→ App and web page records
>>>>
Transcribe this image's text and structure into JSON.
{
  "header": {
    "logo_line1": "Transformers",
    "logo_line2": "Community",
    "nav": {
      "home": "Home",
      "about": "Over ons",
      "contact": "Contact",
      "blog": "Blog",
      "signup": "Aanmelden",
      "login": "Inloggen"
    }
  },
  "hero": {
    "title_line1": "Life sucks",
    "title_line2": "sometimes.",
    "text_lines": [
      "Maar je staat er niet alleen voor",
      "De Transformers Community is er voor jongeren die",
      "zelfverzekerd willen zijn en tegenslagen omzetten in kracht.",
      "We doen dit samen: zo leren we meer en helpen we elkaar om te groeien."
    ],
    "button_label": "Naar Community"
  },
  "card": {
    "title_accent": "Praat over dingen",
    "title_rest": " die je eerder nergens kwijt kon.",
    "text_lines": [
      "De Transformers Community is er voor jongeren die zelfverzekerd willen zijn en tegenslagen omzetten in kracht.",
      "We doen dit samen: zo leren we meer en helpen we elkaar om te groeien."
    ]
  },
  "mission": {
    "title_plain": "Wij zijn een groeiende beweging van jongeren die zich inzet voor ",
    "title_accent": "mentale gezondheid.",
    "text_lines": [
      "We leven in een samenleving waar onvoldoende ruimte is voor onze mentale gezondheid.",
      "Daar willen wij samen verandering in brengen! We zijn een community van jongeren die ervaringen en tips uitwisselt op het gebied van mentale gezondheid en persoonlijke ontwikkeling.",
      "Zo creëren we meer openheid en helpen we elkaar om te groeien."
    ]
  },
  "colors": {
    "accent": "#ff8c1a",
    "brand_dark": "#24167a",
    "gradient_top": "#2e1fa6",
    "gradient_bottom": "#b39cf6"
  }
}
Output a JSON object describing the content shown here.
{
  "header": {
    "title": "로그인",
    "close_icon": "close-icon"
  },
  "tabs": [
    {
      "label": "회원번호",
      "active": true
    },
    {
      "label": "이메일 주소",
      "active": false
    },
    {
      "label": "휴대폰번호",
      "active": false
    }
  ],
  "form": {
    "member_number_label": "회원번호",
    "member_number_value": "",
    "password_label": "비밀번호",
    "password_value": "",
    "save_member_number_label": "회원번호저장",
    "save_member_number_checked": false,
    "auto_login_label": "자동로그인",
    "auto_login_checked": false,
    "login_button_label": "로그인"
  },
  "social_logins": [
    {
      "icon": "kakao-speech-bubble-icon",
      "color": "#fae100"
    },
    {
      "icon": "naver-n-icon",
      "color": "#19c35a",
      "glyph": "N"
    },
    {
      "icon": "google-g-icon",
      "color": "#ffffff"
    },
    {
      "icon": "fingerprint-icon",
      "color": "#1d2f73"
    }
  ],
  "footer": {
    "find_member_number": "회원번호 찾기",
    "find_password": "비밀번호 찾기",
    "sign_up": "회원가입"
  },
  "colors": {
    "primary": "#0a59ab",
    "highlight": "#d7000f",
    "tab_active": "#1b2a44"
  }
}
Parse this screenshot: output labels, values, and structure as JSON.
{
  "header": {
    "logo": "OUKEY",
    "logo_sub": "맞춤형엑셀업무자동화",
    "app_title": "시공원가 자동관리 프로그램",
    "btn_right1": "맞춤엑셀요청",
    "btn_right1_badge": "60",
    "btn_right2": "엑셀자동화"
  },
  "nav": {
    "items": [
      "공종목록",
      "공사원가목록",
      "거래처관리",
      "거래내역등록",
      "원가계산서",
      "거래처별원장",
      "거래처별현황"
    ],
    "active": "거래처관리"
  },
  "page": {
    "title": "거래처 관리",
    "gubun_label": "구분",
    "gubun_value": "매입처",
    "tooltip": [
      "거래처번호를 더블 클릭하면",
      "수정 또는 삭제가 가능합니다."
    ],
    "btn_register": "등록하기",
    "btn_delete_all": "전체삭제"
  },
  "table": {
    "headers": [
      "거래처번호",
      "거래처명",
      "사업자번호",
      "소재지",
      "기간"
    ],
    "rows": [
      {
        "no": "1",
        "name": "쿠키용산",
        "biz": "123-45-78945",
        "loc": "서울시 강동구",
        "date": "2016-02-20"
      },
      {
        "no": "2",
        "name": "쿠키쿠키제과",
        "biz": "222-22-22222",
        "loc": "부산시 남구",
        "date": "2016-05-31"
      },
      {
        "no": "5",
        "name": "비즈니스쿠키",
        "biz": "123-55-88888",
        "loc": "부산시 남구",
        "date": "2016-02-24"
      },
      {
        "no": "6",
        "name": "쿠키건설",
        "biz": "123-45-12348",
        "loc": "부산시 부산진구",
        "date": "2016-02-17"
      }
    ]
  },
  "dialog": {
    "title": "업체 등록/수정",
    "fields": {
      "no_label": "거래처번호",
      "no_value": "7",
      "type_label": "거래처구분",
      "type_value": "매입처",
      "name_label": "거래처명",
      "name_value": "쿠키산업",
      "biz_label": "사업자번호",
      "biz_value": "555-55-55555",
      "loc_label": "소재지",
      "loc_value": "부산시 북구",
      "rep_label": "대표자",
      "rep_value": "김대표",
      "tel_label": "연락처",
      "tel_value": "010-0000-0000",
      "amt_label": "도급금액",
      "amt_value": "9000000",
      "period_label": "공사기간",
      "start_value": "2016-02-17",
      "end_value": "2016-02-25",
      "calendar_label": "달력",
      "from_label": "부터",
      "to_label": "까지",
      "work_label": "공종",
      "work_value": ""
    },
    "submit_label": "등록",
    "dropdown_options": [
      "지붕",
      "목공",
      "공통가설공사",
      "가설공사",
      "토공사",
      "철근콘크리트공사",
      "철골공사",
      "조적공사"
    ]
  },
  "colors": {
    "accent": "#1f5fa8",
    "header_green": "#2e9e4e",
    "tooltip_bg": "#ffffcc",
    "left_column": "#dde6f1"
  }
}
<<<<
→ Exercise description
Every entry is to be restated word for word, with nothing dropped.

→ Output
Transcribe this image's text and structure into JSON.
{
  "header": {
    "logo_line1": "Transformers",
    "logo_line2": "Community",
    "nav": {
      "home": "Home",
      "about": "Over ons",
      "contact": "Contact",
      "blog": "Blog",
      "signup": "Aanmelden",
      "login": "Inloggen"
    }
  },
  "hero": {
    "title_line1": "Life sucks",
    "title_line2": "sometimes.",
    "text_lines": [
      "Maar je staat er niet alleen voor",
      "De Transformers Community is er voor jongeren die",
      "zelfverzekerd willen zijn en tegenslagen omzetten in kracht.",
      "We doen dit samen: zo leren we meer en helpen we elkaar om te groeien."
    ],
    "button_label": "Naar Community"
  },
  "card": {
    "title_accent": "Praat over dingen",
    "title_rest": " die je eerder nergens kwijt kon.",
    "text_lines": [
      "De Transformers Community is er voor jongeren die zelfverzekerd willen zijn en tegenslagen omzetten in kracht.",
      "We doen dit samen: zo leren we meer en helpen we elkaar om te groeien."
    ]
  },
  "mission": {
    "title_plain": "Wij zijn een groeiende beweging van jongeren die zich inzet voor ",
    "title_accent": "mentale gezondheid.",
    "text_lines": [
      "We leven in een samenleving waar onvoldoende ruimte is voor onze mentale gezondheid.",
      "Daar willen wij samen verandering in brengen! We zijn een community van jongeren die ervaringen en tips uitwisselt op het gebied van mentale gezondheid en persoonlijke ontwikkeling.",
      "Zo creëren we meer openheid en helpen we elkaar om te groeien."
    ]
  },
  "colors": {
    "accent": "#ff8c1a",
    "brand_dark": "#24167a",
    "gradient_top": "#2e1fa6",
    "gradient_bottom": "#b39cf6"
  }
}
Output a JSON object describing the content shown here.
{
  "header": {
    "title": "로그인",
    "close_icon": "close-icon"
  },
  "tabs": [
    {
      "label": "회원번호",
      "active": true
    },
    {
      "label": "이메일 주소",
      "active": false
    },
    {
      "label": "휴대폰번호",
      "active": false
    }
  ],
  "form": {
    "member_number_label": "회원번호",
    "member_number_value": "",
    "password_label": "비밀번호",
    "password_value": "",
    "save_member_number_label": "회원번호저장",
    "save_member_number_checked": false,
    "auto_login_label": "자동로그인",
    "auto_login_checked": false,
    "login_button_label": "로그인"
  },
  "social_logins": [
    {
      "icon": "kakao-speech-bubble-icon",
      "color": "#fae100"
    },
    {
      "icon": "naver-n-icon",
      "color": "#19c35a",
      "glyph": "N"
    },
    {
      "icon": "google-g-icon",
      "color": "#ffffff"
    },
    {
      "icon": "fingerprint-icon",
      "color": "#1d2f73"
    }
  ],
  "footer": {
    "find_member_number": "회원번호 찾기",
    "find_password": "비밀번호 찾기",
    "sign_up": "회원가입"
  },
  "colors": {
    "primary": "#0a59ab",
    "highlight": "#d7000f",
    "tab_active": "#1b2a44"
  }
}
Parse this screenshot: output labels, values, and structure as JSON.
{
  "header": {
    "logo": "OUKEY",
    "logo_sub": "맞춤형엑셀업무자동화",
    "app_title": "시공원가 자동관리 프로그램",
    "btn_right1": "맞춤엑셀요청",
    "btn_right1_badge": "60",
    "btn_right2": "엑셀자동화"
  },
  "nav": {
    "items": [
      "공종목록",
      "공사원가목록",
      "거래처관리",
      "거래내역등록",
      "원가계산서",
      "거래처별원장",
      "거래처별현황"
    ],
    "active": "거래처관리"
  },
  "page": {
    "title": "거래처 관리",
    "gubun_label": "구분",
    "gubun_value": "매입처",
    "tooltip": [
      "거래처번호를 더블 클릭하면",
      "수정 또는 삭제가 가능합니다."
    ],
    "btn_register": "등록하기",
    "btn_delete_all": "전체삭제"
  },
  "table": {
    "headers": [
      "거래처번호",
      "거래처명",
      "사업자번호",
      "소재지",
      "기간"
    ],
    "rows": [
      {
        "no": "1",
        "name": "쿠키용산",
        "biz": "123-45-78945",
        "loc": "서울시 강동구",
        "date": "2016-02-20"
      },
      {
        "no": "2",
        "name": "쿠키쿠키제과",
        "biz": "222-22-22222",
        "loc": "부산시 남구",
        "date": "2016-05-31"
      },
      {
        "no": "5",
        "name": "비즈니스쿠키",
        "biz": "123-55-88888",
        "loc": "부산시 남구",
        "date": "2016-02-24"
      },
      {
        "no": "6",
        "name": "쿠키건설",
        "biz": "123-45-12348",
        "loc": "부산시 부산진구",
        "date": "2016-02-17"
      }
    ]
  },
  "dialog": {
    "title": "업체 등록/수정",
    "fields": {
      "no_label": "거래처번호",
      "no_value": "7",
      "type_label": "거래처구분",
      "type_value": "매입처",
      "name_label": "거래처명",
      "name_value": "쿠키산업",
      "biz_label": "사업자번호",
      "biz_value": "555-55-55555",
      "loc_label": "소재지",
      "loc_value": "부산시 북구",
      "rep_label": "대표자",
      "rep_value": "김대표",
      "tel_label": "연락처",
      "tel_value": "010-0000-0000",
      "amt_label": "도급금액",
      "amt_value": "9000000",
      "period_label": "공사기간",
      "start_value": "2016-02-17",
      "end_value": "2016-02-25",
      "calendar_label": "달력",
      "from_label": "부터",
      "to_label": "까지",
      "work_label": "공종",
      "work_value": ""
    },
    "submit_label": "등록",
    "dropdown_options": [
      "지붕",
      "목공",
      "공통가설공사",
      "가설공사",
      "토공사",
      "철근콘크리트공사",
      "철골공사",
      "조적공사"
    ]
  },
  "colors": {
    "accent": "#1f5fa8",
    "header_green": "#2e9e4e",
    "tooltip_bg": "#ffffcc",
    "left_column": "#dde6f1"
  }
}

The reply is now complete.